[[ Given entries, beginning ]]

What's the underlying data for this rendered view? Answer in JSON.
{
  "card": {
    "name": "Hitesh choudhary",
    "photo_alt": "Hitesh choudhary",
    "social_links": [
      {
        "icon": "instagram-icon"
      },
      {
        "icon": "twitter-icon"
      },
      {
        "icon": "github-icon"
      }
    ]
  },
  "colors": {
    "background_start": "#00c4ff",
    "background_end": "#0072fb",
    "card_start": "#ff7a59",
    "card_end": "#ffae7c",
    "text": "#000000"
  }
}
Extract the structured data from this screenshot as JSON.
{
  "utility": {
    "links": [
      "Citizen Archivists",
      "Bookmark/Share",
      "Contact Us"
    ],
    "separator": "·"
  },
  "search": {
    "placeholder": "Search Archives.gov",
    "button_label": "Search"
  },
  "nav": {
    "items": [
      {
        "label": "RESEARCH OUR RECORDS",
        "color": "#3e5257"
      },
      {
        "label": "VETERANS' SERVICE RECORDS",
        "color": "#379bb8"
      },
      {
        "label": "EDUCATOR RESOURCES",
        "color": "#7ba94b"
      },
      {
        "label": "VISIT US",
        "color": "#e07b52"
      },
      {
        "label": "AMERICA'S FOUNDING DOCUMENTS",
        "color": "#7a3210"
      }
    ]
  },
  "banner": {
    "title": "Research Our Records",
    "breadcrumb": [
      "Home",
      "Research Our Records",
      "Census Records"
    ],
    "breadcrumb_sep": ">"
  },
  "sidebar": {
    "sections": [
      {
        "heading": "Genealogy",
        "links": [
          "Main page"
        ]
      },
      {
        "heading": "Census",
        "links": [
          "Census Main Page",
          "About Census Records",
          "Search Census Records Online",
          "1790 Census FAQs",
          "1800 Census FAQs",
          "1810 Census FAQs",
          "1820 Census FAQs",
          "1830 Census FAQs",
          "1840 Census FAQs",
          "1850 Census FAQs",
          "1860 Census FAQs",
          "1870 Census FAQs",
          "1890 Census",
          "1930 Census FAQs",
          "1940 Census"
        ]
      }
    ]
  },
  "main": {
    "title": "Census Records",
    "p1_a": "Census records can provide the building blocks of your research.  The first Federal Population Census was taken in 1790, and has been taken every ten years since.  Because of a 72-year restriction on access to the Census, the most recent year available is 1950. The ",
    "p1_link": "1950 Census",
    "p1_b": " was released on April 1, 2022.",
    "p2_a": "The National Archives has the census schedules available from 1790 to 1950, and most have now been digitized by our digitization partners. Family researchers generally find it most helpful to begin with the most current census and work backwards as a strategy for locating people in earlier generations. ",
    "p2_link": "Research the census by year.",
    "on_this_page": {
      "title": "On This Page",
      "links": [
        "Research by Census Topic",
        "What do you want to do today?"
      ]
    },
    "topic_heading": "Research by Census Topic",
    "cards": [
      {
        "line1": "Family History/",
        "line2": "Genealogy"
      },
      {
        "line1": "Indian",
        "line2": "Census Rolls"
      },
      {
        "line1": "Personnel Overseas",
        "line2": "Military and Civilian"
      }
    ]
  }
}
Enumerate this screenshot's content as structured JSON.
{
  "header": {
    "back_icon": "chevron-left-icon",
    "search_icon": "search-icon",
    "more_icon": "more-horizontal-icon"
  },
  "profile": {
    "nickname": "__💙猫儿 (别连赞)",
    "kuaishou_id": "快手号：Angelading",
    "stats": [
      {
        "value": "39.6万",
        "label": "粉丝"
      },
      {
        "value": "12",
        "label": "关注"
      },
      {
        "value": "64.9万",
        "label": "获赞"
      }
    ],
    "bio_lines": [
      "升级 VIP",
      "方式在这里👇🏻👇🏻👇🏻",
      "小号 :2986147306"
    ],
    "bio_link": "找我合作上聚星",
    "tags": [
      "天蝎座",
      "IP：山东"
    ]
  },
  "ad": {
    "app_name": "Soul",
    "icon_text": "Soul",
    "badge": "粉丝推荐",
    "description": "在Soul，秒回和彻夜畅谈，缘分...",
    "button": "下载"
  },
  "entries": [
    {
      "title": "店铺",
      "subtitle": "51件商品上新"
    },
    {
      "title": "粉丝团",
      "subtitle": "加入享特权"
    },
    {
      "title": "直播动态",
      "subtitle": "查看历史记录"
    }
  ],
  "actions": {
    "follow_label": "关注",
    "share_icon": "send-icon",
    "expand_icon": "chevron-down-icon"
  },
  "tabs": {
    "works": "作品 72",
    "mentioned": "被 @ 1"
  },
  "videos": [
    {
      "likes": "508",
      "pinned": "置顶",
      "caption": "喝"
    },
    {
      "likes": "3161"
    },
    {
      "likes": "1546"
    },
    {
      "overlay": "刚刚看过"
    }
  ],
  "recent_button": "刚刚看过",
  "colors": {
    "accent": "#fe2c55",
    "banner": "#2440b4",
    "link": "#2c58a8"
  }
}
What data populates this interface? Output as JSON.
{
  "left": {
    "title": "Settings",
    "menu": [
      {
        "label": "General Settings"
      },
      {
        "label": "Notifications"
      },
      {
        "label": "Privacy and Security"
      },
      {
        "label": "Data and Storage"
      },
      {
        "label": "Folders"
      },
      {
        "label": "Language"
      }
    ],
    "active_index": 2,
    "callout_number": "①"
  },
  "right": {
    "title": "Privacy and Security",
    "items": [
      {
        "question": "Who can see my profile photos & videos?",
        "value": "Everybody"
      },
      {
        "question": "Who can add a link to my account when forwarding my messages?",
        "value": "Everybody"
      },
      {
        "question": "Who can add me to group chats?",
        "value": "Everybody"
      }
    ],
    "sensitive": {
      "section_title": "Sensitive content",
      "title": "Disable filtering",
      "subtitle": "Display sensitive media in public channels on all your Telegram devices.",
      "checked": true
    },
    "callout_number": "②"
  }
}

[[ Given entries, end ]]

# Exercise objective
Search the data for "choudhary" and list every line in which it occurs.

# Answer to the exercise
    "name": "Hitesh choudhary",
    "photo_alt": "Hitesh choudhary",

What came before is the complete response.